Bourke Men’s Centre Project
Partner | CatholicCare Wilcannia Forbes
Location | Bourke, Australia
The Bourke Men’s Centre provides a dedicated space for Aboriginal men to meet, attend to men’s business, share stories, reconnect with their culture, spirituality and community, and become role models to other young men and boys.
The Men’s Centre is based in Bourke and was established in partnership with various local not-for-profit groups, including CatholicCare Wilcannia Forbes, which has worked in the community for over 18 years.
This project provides for the employment of a project coordinator to facilitate volunteer activities at the dedicated men’s space. The project coordinator engages men in a diverse range of activities, including peer support groups, skills workshops, behavioural-focused programs, and health education seminars.
By participating in these activities, men gain a sense of connection, build trust and feel safe to acknowledge and address issues impacting them and their families, and engage in individual and group-based activities towards change and healing.
Progress for the Bourke Men’s Centre project, delivered by local partner, CatholicCare Wilcannia Forbes, has been challenging as its success relies heavily on the full-time project coordinator. Due to COVID-19, the project partner experienced difficulty filling the role; however, this has since been rectified, and Bourke Men’s Centre is thriving again.
The project aims to reach a minimum of 30% of the adult male population of Bourke, estimated at more than 100 men. Another 250 women and children are indirect beneficiaries through the healing impact on the men’s families.
Community ownership and impact is at the heart of this project. Collaboration between representatives of the target group and the local service provider network establishes a strong foundation. CatholicCare aims to grow this collaboration by inviting more stakeholders to participate in similar initiatives.
Project participants take ownership of the content and schedule of activities, which includes:
- Peer support groups
- Working bees and men’s working groups
- Skill-focused wood and metal workshops
- Painting competitions and community days
- Behaviour-focused workshops e.g. Parenting seminars and men’s behaviour change programs
- Men’s health education e.g. healthy eating and exercising
- Father and son activities
- Mentoring and leadership training
Educating for the Elimination of Forced Marriage
Location | Australia
This project aims to combat human trafficking, specifically in the form of forced marriage, by implementing education and prevention strategies that uphold the human rights of all people and provide support to those impacted.
Project partner ACRATH is a leading organisation in the fight against human trafficking, and through this project, they provide awareness training for key groups particularly vulnerable to forced marriage. School communities, faith-based groups, frontline healthcare staff and youth workers receive the training so that they are well-equipped to identify and respond to potential victims and survivors of forced marriage.

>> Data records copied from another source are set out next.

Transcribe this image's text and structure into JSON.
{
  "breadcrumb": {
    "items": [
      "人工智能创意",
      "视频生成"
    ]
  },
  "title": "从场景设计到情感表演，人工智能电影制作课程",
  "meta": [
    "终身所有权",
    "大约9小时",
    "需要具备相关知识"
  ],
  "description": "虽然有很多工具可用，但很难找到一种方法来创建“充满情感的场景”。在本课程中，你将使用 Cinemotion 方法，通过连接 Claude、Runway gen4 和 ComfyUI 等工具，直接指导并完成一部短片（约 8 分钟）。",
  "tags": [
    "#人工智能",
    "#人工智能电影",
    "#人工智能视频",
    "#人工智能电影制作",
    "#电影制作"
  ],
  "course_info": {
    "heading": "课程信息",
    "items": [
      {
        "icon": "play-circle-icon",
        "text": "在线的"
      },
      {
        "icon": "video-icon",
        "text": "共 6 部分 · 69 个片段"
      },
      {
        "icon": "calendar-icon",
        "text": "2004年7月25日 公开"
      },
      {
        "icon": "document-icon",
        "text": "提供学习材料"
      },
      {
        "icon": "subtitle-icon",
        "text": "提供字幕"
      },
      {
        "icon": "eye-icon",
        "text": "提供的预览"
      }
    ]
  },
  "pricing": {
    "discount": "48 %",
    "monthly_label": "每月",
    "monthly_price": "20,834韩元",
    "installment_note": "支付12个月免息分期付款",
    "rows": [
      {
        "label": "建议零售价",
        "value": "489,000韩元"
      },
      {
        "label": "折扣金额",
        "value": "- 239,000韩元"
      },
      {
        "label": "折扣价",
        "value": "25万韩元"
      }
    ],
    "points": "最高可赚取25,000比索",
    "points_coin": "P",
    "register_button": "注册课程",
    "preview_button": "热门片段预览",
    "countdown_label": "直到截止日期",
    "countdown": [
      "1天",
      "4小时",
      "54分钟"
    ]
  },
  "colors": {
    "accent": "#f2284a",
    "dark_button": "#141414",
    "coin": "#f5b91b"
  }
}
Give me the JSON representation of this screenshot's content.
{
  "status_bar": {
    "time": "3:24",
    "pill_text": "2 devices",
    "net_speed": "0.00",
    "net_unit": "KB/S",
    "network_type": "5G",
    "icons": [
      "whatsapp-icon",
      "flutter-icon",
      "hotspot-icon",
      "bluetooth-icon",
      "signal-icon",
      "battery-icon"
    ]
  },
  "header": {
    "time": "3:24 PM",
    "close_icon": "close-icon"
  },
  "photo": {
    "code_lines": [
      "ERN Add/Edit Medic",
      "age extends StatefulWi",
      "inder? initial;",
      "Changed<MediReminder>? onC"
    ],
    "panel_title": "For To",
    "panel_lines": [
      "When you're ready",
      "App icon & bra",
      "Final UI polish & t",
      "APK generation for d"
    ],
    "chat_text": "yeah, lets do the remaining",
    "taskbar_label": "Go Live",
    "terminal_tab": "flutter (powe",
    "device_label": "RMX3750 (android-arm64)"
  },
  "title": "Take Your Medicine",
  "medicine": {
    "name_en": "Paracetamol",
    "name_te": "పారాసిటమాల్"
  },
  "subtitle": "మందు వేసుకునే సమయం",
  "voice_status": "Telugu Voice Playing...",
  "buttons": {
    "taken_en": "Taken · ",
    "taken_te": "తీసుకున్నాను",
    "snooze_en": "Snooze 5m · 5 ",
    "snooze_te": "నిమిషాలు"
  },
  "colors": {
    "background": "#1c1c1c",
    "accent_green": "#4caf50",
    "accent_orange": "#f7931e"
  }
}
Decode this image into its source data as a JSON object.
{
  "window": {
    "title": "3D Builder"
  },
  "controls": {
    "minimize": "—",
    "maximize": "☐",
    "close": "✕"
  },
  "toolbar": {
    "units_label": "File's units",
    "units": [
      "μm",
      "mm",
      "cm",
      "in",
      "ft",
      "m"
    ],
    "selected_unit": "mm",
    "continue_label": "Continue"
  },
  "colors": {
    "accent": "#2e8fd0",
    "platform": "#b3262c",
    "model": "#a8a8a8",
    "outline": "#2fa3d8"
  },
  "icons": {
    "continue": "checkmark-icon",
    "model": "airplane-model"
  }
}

ACRATH finds that many young women and girls face forced marriage without knowing it is illegal in Australia. When discovering it is a crime, they may be unsure of how to exercise their legal rights and frequently face homelessness and social isolation as a result. Leaders of communities are often unaware of the legislation, reporting procedures and available support.
Over a six-month period, awareness training is delivered to at least 25 school communities and healthcare settings, impacting hundreds of staff, youth workers and thousands of Australian school students. The training addresses the specific issue of forced marriage, the human rights of all people concerning marriage, the support available to people facing forced marriage, and the illegality of forced marriage in Australia.
This project provides for the employment of an educator who is trained and experienced in forced marriage. Specifically, this trained educator:
- Provides professional development for school staff and ongoing support to assist them in introducing this topic of study into the school curriculum.
- Supports staff to confidently deliver the curriculum materials, using the resource kit ‘My Rights – My Future: forced marriage.’
- Assists school wellbeing staff to become familiar with reporting procedures regarding issues with individual students.
- Ensures that identified or suspected forced marriages of students are referred to appropriate authorities.
- Provides training adapted to frontline healthcare staff and youth workers in various settings so they are well-equipped to identify and respond to potential victims and survivors of forced marriage.
View other MWIA projects
In Peru, the Loreto Sisters have worked and lived in Jicamarca, Peru for over 15 years. In partnership with the Jesuits and the local community, the Sisters established a primary and secondary school. Tailoring workshops have now also been established, encouraging women to gain employment and start their own business.
The Loreto Mission in Rumbek, South Sudan has assisted the Maker Keui community through the provision of education, health and employment. This project will improve the standards of personal hygiene of 1477 primary and secondary school students and young women studying in Loreto Schools, Rumbek.
MWIA currently supports the work of the Loreto Sisters in Vietnam by providing educational scholarships to ensure students have the resources and support to complete tertiary education. MWIA is proud to help women access a university education and create a brighter future for themselves and their families.